**Task statement**
Work through the entries that follow and state how many lines contain the word "logo". Only the number is wanted.

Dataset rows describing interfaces
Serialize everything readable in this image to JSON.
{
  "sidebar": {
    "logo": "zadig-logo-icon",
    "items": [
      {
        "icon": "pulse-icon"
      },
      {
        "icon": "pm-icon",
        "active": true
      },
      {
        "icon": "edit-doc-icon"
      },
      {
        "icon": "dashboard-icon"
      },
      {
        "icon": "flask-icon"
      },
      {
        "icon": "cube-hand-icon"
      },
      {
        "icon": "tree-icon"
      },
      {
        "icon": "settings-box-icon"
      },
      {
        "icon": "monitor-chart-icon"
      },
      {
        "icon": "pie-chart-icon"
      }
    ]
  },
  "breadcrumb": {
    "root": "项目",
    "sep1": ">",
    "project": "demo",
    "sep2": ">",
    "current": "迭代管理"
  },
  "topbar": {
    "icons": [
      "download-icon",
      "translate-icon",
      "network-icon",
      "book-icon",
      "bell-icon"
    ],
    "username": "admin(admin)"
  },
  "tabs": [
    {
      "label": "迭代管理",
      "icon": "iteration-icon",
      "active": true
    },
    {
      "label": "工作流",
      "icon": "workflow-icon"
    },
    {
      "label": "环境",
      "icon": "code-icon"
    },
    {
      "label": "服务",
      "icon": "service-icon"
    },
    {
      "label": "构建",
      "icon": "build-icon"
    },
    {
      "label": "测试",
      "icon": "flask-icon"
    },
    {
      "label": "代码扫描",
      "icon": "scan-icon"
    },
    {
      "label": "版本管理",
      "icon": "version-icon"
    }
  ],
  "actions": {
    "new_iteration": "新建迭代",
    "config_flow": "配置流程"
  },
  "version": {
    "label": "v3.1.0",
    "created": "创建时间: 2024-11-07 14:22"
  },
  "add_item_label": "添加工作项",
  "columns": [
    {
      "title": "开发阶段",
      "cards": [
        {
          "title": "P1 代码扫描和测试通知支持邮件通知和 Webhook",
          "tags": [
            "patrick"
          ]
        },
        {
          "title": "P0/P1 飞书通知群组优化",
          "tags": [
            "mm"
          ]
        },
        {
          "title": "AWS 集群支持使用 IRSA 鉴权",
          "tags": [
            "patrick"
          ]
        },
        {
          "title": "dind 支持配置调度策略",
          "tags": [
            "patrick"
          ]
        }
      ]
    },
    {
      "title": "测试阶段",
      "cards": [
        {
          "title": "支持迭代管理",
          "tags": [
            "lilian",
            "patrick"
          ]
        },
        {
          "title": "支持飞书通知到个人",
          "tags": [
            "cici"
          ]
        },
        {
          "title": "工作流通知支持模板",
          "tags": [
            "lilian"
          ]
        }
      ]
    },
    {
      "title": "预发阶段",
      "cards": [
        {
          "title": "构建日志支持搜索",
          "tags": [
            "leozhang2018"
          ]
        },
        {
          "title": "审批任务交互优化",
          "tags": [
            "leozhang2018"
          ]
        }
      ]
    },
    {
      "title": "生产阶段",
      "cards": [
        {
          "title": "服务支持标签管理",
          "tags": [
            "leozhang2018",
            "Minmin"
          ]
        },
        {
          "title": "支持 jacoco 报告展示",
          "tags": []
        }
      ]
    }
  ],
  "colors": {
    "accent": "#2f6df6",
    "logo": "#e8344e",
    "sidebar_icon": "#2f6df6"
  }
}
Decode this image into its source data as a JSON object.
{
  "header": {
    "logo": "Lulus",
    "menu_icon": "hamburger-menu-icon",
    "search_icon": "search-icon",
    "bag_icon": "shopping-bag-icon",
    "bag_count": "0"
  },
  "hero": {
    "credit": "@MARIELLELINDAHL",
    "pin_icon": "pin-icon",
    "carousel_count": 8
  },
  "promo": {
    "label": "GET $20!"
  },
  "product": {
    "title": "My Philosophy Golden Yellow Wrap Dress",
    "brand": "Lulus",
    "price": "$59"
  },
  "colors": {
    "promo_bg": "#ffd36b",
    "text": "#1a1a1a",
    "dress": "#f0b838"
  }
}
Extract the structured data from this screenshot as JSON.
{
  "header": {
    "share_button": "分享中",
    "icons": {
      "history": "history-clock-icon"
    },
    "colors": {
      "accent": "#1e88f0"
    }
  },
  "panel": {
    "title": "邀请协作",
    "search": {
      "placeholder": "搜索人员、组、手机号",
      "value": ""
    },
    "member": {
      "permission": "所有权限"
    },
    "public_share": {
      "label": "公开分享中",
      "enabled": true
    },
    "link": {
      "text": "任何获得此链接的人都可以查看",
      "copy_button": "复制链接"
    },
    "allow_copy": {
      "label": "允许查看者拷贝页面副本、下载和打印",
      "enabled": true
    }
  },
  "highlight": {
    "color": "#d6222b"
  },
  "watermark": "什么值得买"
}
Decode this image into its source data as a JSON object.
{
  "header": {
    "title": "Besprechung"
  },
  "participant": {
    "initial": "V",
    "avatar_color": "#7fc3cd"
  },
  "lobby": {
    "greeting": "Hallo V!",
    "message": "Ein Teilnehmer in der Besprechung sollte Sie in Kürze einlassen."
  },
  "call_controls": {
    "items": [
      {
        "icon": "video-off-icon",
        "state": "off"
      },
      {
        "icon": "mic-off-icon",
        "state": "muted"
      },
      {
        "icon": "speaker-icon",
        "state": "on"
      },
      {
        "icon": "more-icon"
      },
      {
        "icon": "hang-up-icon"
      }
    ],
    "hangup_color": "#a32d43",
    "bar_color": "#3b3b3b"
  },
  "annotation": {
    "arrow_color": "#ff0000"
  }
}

**Answer area**
3